Saint Boniface, bishop, missionary and martyr was hacked to death by a band of Frisian idol-worshippers on this day, June 5, 754, along with 52 of his companions. His life was one of tireless struggle to convert the pagans of Germania, steeped in dark, superstitious practices.

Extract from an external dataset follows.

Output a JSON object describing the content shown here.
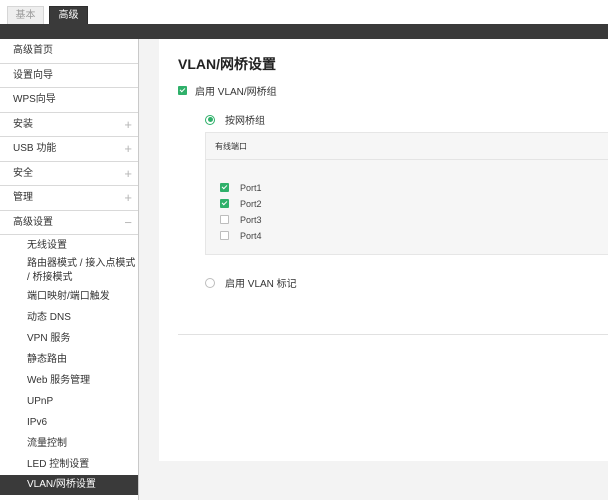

The famous story of his boldly chopping down the ‘Donar Oak’, which the Frisians held so sacred that any man who harmed the tree would himself die, has become a symbol of the magnanimous freedom of Christianity, contrasted to the pusillanimous slavery to false gods, which are little more than a mask for deeper, demonic forces, which seem, of late, again to be coming to the fore. .
Winfrid, or Wynryth, his birth name, was a monk, sent on his missionary journey to the north of Germany by Pope Gregory VII, the great Hildebrandt, who renamed him ‘Boniface’, the ‘one who does good’. The Pope’s choice, like Christ’s of Peter’s, was prophetic, for Boniface indeed did much good, more or less converting what we now know as ‘Europe’ (he is one of her primary patrons), dedicating his life to the cause of Truth, and leading others thereto, regardless of the difficulties and labours.
Boniface’s first mission to the pagans was unsuccessful, and it was only after he had received this specific mandate from the Holy Father, that his efforts turned the tide of incipient Germania towards Christianity, culminating in shedding his blood. Our work for God must always bears the most fruit when done under obedience of some sort, manifesting the voluntas Dei through properly constituted authority.
Mediated as it is by fallible human creatures – who as any honest introspection will reveal, are quite imperfect – authority is not often wielded well. We need not belabour the point in our Covidian context. But in the end God brings great good from the submission of our intellect and will, what the Dogmatic Constitution on the Church, Lumen Gentium, terms the obsequio animi, the assent of our minds. It is only so that we can in the end fulfill the true ‘good’ that God desires for us and for all.
We owe a great deal to Boniface, for without the Faith, Europe is simply a geographical expression, dotted with some valuable monuments of past glory, and even these relics are in proximate danger of being lost, torn down by the neo-pagans, or like Hagia Sophia, turned into mosque. In demographic terms, the future belongs to Islam, but one never knows the future – otherwise, it wouldn’t be the future. Boniface would not be much impressed by what has become of his Germany, and one wonders what ‘Donar oaks’ he would chop down in our modern era.
And before we settle into our own complacence, we should recall that preserving the civilization and culture – all that Christ through His Catholic Church has been bequeathed us – is hard work, requiring that we ourselves read, pray, study, learn, and immerse ourselves in all that is true and good, and ensure our children have the same. Inertia and a laissez-faire complacence will only allow the school system, the state, the media, to re-paganize ourselves and our children, a whole generation bereft of the classics and the catechism. We neo-Catholics immersed in a vague, coddled, environmentalistic syncretism, would have left the pagan gods and their symbols still standing, the people wallowing in their misery and ignorance.
Without the courage and constancy of Boniface and all who came after him, we would still be mired in meaningless myths, sacrificing our children to false and bloodthirsty gods. Our own parliament here in Canada just overwhelmingly approved ‘sex selective’ abortion, as we continue to worship our own Moloch, and, like that rough beast of Yeats’, slouching towards…well, towards what?
But ’tis never too late to wield our metaphorical axes, and lay them to the root.